As I turned off the light in my classroom, ready to leave for the summer, my mind filled with thoughts about the school year – students I’ll miss and those who challenged me; projects, writing, books; current events that pulled us together. Finally, my mind jumped to next year. Yep, in May. “But next year I’ll…”

This is what we do, isn’t it, teachers? The classroom door isn’t even closed before our minds run off to what we can improve next year. We’re ready to change, revise, improve, throw things out; sometimes redo it all.

This summer started no different. My mind catalogued a million things I could tweak, add, and subtract to make next year better. This year, however, I made myself stop. Instead of focusing on all the little things I wanted to change (read: that went wrong), I decided to focus on what went right and build on that. It’s like when I help my struggling writers – having them revise all the issues in their writing would be overwhelming. Students would decide it’s too much too tackle and do nothing. If, however, I point out what is done well and get them to build on that, then there is hope, and students are willing to try. Over time, the writing will improve.

What Worked?

So I asked myself, “What went right this year, and how can I enhance that?” Let me tell you, teacher friends, when we take this approach, the joy comes back. We can focus on growing the good, instead of berating ourselves with the should-have’s and could-have’s.

Looking at my class through this lens, I was able to acknowledge that many of our classroom structures worked well: choice reading, Writer’s Notebooks, nonfiction study, personal choice writing. I stopped when I got to book groups. I smiled as I thought about the lively conversations around books and the close connections these groups formed as they talked to each other all year. Although it was a small part of our class (we met sporadically), it was focused, relevant, and genuinely engaging for almost every student.

 What Worked: Reading Groups  What Worked: Group Connections

What Can I Build On?

Suddenly, the strength I needed to build on hit me: the connections my students had with each other in book groups were so powerful last year. In what ways could I expand those connections into more areas in our classroom, and how could we begin building connections with others beyond our class room?

My first thought was the book groups themselves. Last year we started meeting late in October and only shared about books. This year, the plan is to start much earlier with a variety of purposes. In August and early September, students will meet in different groups – talking about books, articles and poems, photos, videos, current events, and some of their own writing.

When I feel we’re ready, I’ll create their long-term groups. Right now, I’m planning on mid to late September. I want a balance of personalities so that within each group, all members speak, listen and support each other.

While our in-class connections are growing through small group work, I also want to strengthen our class connection to the world, something I didn’t focus on last year. I see two entry points for this:
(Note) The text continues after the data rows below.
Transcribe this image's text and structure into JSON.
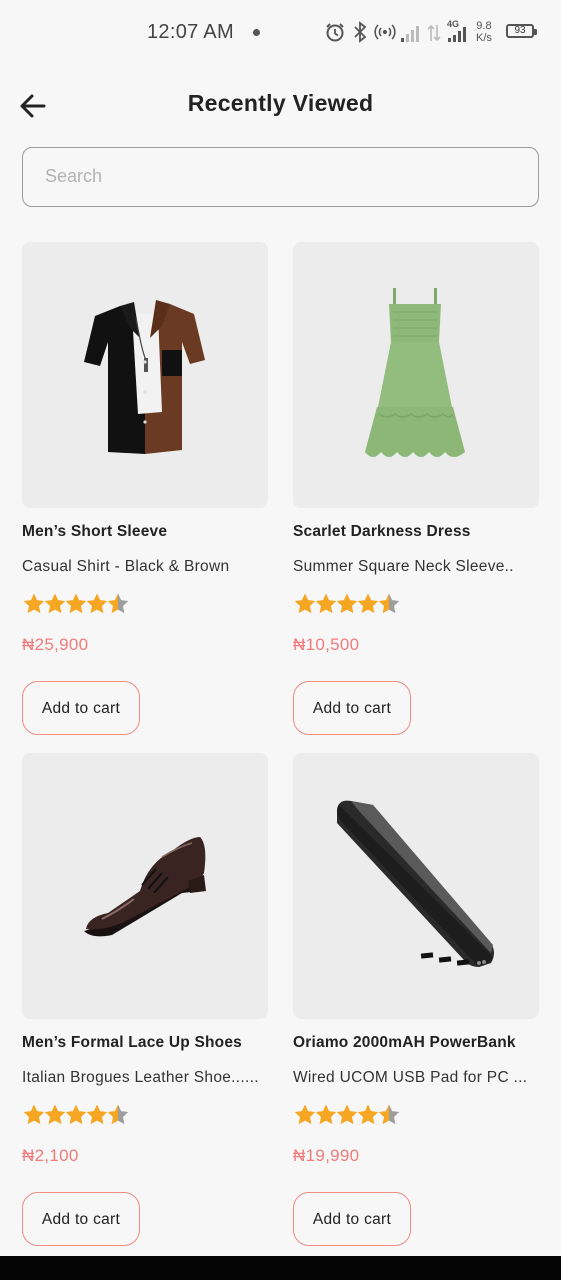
{
  "status_bar": {
    "time": "12:07 AM",
    "network_speed_value": "9.8",
    "network_speed_unit": "K/s",
    "network_type": "4G",
    "battery_level": "93"
  },
  "header": {
    "title": "Recently Viewed",
    "back_icon": "arrow-left-icon"
  },
  "search": {
    "placeholder": "Search",
    "value": ""
  },
  "colors": {
    "price": "#f07c7c",
    "button_border": "#f08c84",
    "star": "#f5a623",
    "star_empty": "#9e9e9e"
  },
  "products": [
    {
      "name": "Men’s Short Sleeve",
      "subtitle": "Casual Shirt - Black & Brown",
      "rating": 4.5,
      "price": "₦25,900",
      "button_label": "Add to cart",
      "image_icon": "shirt-image"
    },
    {
      "name": "Scarlet Darkness Dress",
      "subtitle": "Summer Square Neck Sleeve..",
      "rating": 4.5,
      "price": "₦10,500",
      "button_label": "Add to cart",
      "image_icon": "dress-image"
    },
    {
      "name": "Men’s Formal Lace Up Shoes",
      "subtitle": "Italian Brogues Leather Shoe......",
      "rating": 4.5,
      "price": "₦2,100",
      "button_label": "Add to cart",
      "image_icon": "shoe-image"
    },
    {
      "name": "Oriamo 2000mAH PowerBank",
      "subtitle": "Wired UCOM USB Pad for PC ...",
      "rating": 4.5,
      "price": "₦19,990",
      "button_label": "Add to cart",
      "image_icon": "powerbank-image"
    }
  ]
}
Last year, independent choice reading was strong in our classroom. Armed with my new Book Love Foundation classroom library, students found books they loved and read a lot. I don’t want to change that, but I do want to work this year to help kids step outside themselves sometimes. This year, I’ll book talk and model the idea of books as mirrors, windows and doors, a concept originated by Rudine Sims Bishop, Professor Emerita of Education at Ohio State University.

Many of my students focused on books as mirrors –they found characters and situations they personally connected with because they saw themselves reflected in the pages. This was great. I’m hoping to expand this by introducing and encouraging my students to also consider window books, so they can see worlds and characters who are completely different from them. I believe window books can help students connect to others because these books allow students to feel what it is like to be someone else. Finally, I want them to consider reading books that might be doors into possible futures. These books offer a glimpse of a life students might like to live, or they offer ways of thinking and acting that students had not previously considered. Window and door books both open us up to others’ experiences, which helps us to have empathy and to see connections that we didn’t know existed.

The other way I’d like to strengthen our connections to the world is through technology. We wrote a lot in our notebooks last year, and we also created several multimedia pieces, but we didn’t share beyond our classroom. This year I want to have students blogging (about books and as a way to share their own writing), so their voices can reach a more authentic audience.

We also used my class Twitter to connect with authors of popular books and to share what we were doing. This year I plan to expand by having students use their Twitter accounts to connect as a class and beyond. I want students to see the power of their own voices in the world. Beyond tweeting socially with friends, I want students to get involved in issues, causes, or organizations they believe in, and to connect with others who have similar interests. I have some models of younger students who Tweet (check out @thelivbits, a young, avid promoter of books and reading) that I plan to share.

It’s early August as I flip the lights back on. The shiny white board and freshly waxed floor hit me as I survey the room. There are books to reshelf, desks to move around, and boxes to unpack. But inside me, peace and confidence simmer under my typical August excitement. Instead of feeling frenzied about all the little things I need to change, I’m choosing to follow a road less traveled, to focus and build on last year’s strengths. I have a plan to build stronger connections in my readers and writers this year. And I hope that will make all the difference.

Booksource Recommendations